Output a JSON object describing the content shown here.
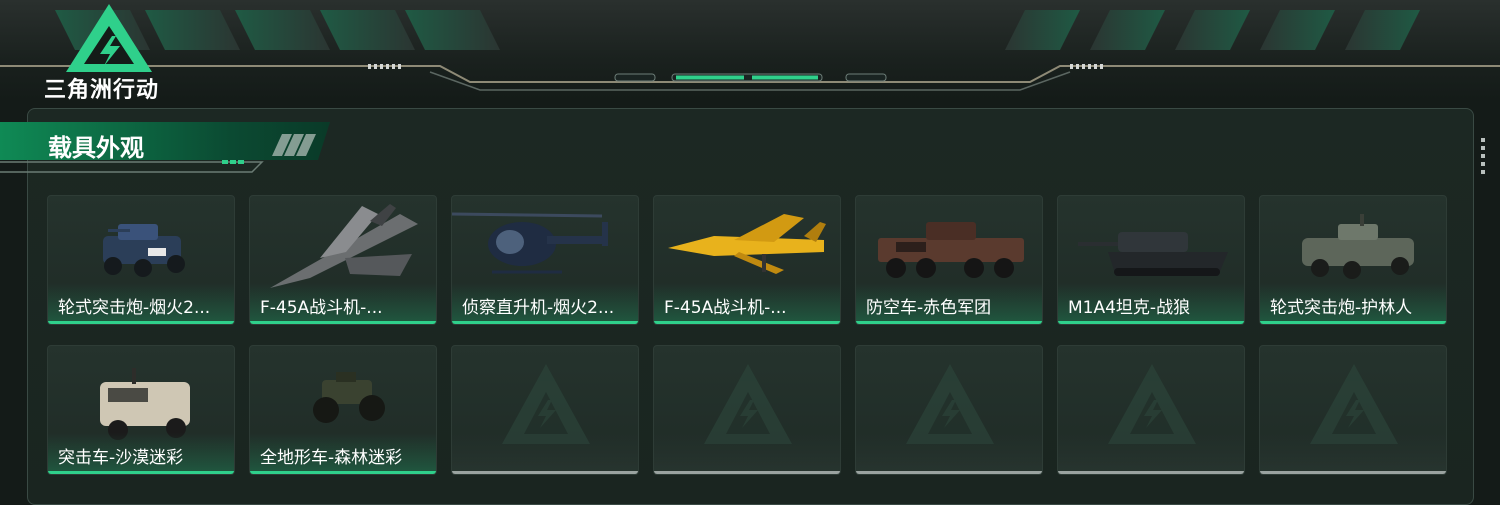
{
  "brand": {
    "logo_text": "三角洲行动"
  },
  "section": {
    "title": "载具外观"
  },
  "colors": {
    "accent": "#2fd08b",
    "panel": "#1c2823",
    "empty_bar": "#9aa3a0"
  },
  "vehicles": [
    {
      "label": "轮式突击炮-烟火2...",
      "icon": "wheeled-assault-gun-icon",
      "camo": "navy-digital"
    },
    {
      "label": "F-45A战斗机-...",
      "icon": "fighter-jet-icon",
      "camo": "grey-splinter"
    },
    {
      "label": "侦察直升机-烟火2...",
      "icon": "scout-helicopter-icon",
      "camo": "navy"
    },
    {
      "label": "F-45A战斗机-...",
      "icon": "fighter-jet-icon",
      "camo": "yellow"
    },
    {
      "label": "防空车-赤色军团",
      "icon": "anti-air-vehicle-icon",
      "camo": "red-black"
    },
    {
      "label": "M1A4坦克-战狼",
      "icon": "tank-icon",
      "camo": "dark-grey"
    },
    {
      "label": "轮式突击炮-护林人",
      "icon": "wheeled-assault-gun-icon",
      "camo": "woodland-grey"
    },
    {
      "label": "突击车-沙漠迷彩",
      "icon": "assault-vehicle-icon",
      "camo": "desert"
    },
    {
      "label": "全地形车-森林迷彩",
      "icon": "atv-icon",
      "camo": "forest"
    }
  ],
  "empty_slots": 5
}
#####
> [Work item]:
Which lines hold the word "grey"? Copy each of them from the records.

> [Response]:
      "camo": "grey-splinter"
      "camo": "dark-grey"
      "camo": "woodland-grey"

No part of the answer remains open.